Editor's note: Anglers across the U.S. are buying fishing licenses in record numbers. Following is a story in our new series, Fishing America, representing a slice of American angling pursuits.
For 26 years the Mullen family of Mill Valley, Calif., has made a pilgrimage on the week of the Fourth of July to the Crystal Springs Recreation Area, which lies north of the Desolation Wilderness Area in the high Sierras between the Tahoe National Forest and the El Dorado National Forest.
Their destination is a chain of reservoirs that provides the City of Sacramento with its drinking water, especially Loon Lake. And when they arrive at this hallowed ground, they meet up with four other families that have been doing the same thing for an equal number of years.
John Mullen said that the location was discovered by the father of one of the other four families about 40 years ago. In those days, the area was only accessible by foot, horse, or motorcycle. Today, four-wheel vehicles can take you right to lakeside campgrounds, but the area is still remote and almost never crowded, and thus a perfect getaway.
Running through Crystal Springs is the headwaters of the American River, which has been dammed in a series of reservoirs by the Sacramento Municipal Utility District (SMUD) — Rubicon, Buck Island, Loon Lake, Gerle Creek, and Robbs Peak. These reservoirs hold an abundance of native and stocked rainbow, brown and golden trout, which all five families seek.
"There are not many golden trout," Mullen said. "We've only caught one ever, but we kept trying."
This annual reunion is a serious affair.
"The motors on our boats have been specially tuned to run very slowly," Mullen said. "That helps make for a perfect troll."
The Mullen family uses Shakespeare Ugly Stick rods and Daiwa and Shimano reels, and cowbells spinners, followed by flatfish, Mepps spinners, Busy Bees and Friskie Flies, as well as several special baits created by members of the group that remain secret to only that tribe.
Trolling is the most reliably productive method. Over the years, the Mullens and the other families have located underwater springs, as well as places where pipes from upstream reservoirs pump fresh water into the lower reservoirs. Working those places almost always turns up strikes.

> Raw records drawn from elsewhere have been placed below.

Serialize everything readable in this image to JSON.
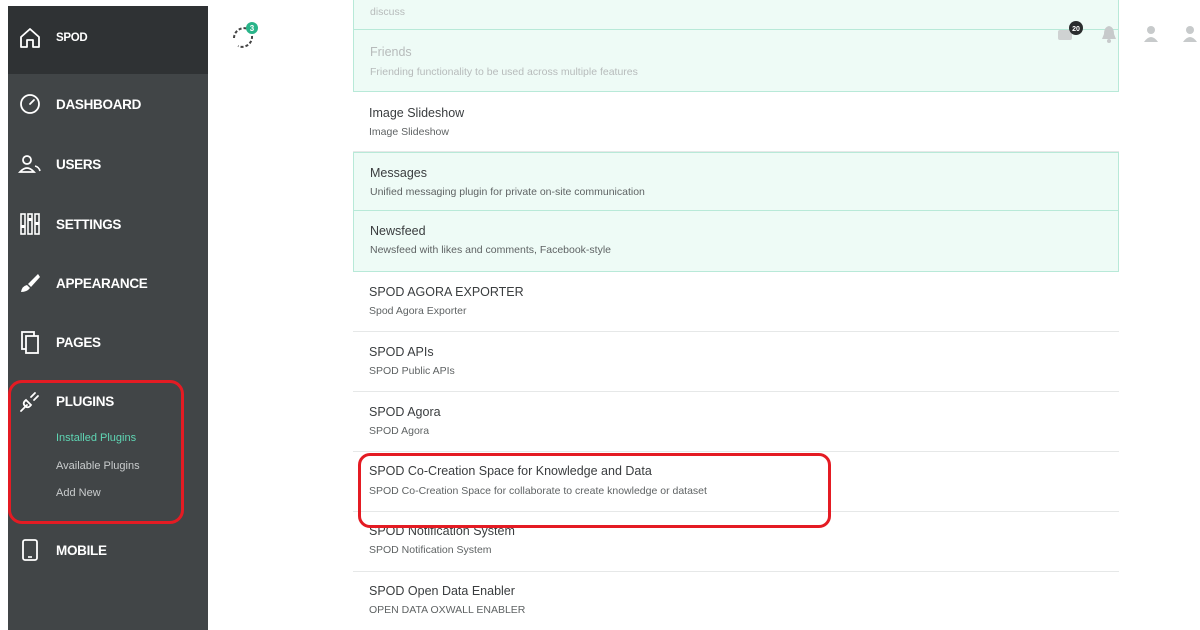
{
  "sidebar": {
    "brand": "SPOD",
    "items": [
      {
        "label": "DASHBOARD",
        "icon": "dashboard-icon"
      },
      {
        "label": "USERS",
        "icon": "users-icon"
      },
      {
        "label": "SETTINGS",
        "icon": "settings-icon"
      },
      {
        "label": "APPEARANCE",
        "icon": "appearance-icon"
      },
      {
        "label": "PAGES",
        "icon": "pages-icon"
      },
      {
        "label": "PLUGINS",
        "icon": "plug-icon"
      },
      {
        "label": "MOBILE",
        "icon": "mobile-icon"
      }
    ],
    "plugins_sub": [
      {
        "label": "Installed Plugins",
        "active": true
      },
      {
        "label": "Available Plugins",
        "active": false
      },
      {
        "label": "Add New",
        "active": false
      }
    ]
  },
  "header": {
    "sync_badge": "3",
    "messages_badge": "20"
  },
  "plugins": [
    {
      "title": "",
      "desc": "discuss",
      "enabled": true
    },
    {
      "title": "Friends",
      "desc": "Friending functionality to be used across multiple features",
      "enabled": true
    },
    {
      "title": "Image Slideshow",
      "desc": "Image Slideshow",
      "enabled": false
    },
    {
      "title": "Messages",
      "desc": "Unified messaging plugin for private on-site communication",
      "enabled": true
    },
    {
      "title": "Newsfeed",
      "desc": "Newsfeed with likes and comments, Facebook-style",
      "enabled": true
    },
    {
      "title": "SPOD AGORA EXPORTER",
      "desc": "Spod Agora Exporter",
      "enabled": false
    },
    {
      "title": "SPOD APIs",
      "desc": "SPOD Public APIs",
      "enabled": false
    },
    {
      "title": "SPOD Agora",
      "desc": "SPOD Agora",
      "enabled": false
    },
    {
      "title": "SPOD Co-Creation Space for Knowledge and Data",
      "desc": "SPOD Co-Creation Space for collaborate to create knowledge or dataset",
      "enabled": false
    },
    {
      "title": "SPOD Notification System",
      "desc": "SPOD Notification System",
      "enabled": false
    },
    {
      "title": "SPOD Open Data Enabler",
      "desc": "OPEN DATA OXWALL ENABLER",
      "enabled": false
    }
  ],
  "colors": {
    "sidebar_bg": "#414547",
    "accent": "#5fd6b4",
    "highlight": "#e41b23",
    "enabled_bg": "#eefbf6"
  }
}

When fish are rising, the family then switches over to vintage fly rods, which were left behind by the previous owner of their home when they moved in. One is an ancient split bamboo pole, another is a Mohawk (the best guess is that they are both at least 50 years old and in good working order).
The biggest brown caught by the Mullen family was taken by Valerie, a sales manager the rest of the year: a German brown 17 ½ inches. Their son, Sean, a defensive end on the Tamalpais High School football team, holds the family best: an 18-inch rainbow.
John Mullen especially enjoys this annual retreat. For the rest of the year, he is the CEO of Promia, Inc., which provides software security to the nation's military.
Even away from the job, "I bring some hi-tech along: my secret weapon," Mullen said with a grin as he produces a Garmin GPS 76S, global positioning device. "It can provide a topographical map of wherever you are. Never get lost with one of these."
It also happens to provide special times when fishing is supposed to be optimal according to periods of the moon. It can be calibrated to anyplace on the planet, and it has worked wherever he has used it as his fisherman's oracle. "Never fails," he insisted.
Long before he took over the reins of Promia, John was a chef, a craft that he still enjoys. In fact, on their annual retreat, he donned his chef hat and took along a smoker for fish caught. The trout are promptly smoked, and then served on toast with a special horseradish and sour cream sauce that John brewed up. It's a recipe that is quite similar to one at an upscale Manhattan restaurant, whose exact name must remain anonymous. An appropriate secret, as after all, John Mullen is in the business of protecting the nation's information security.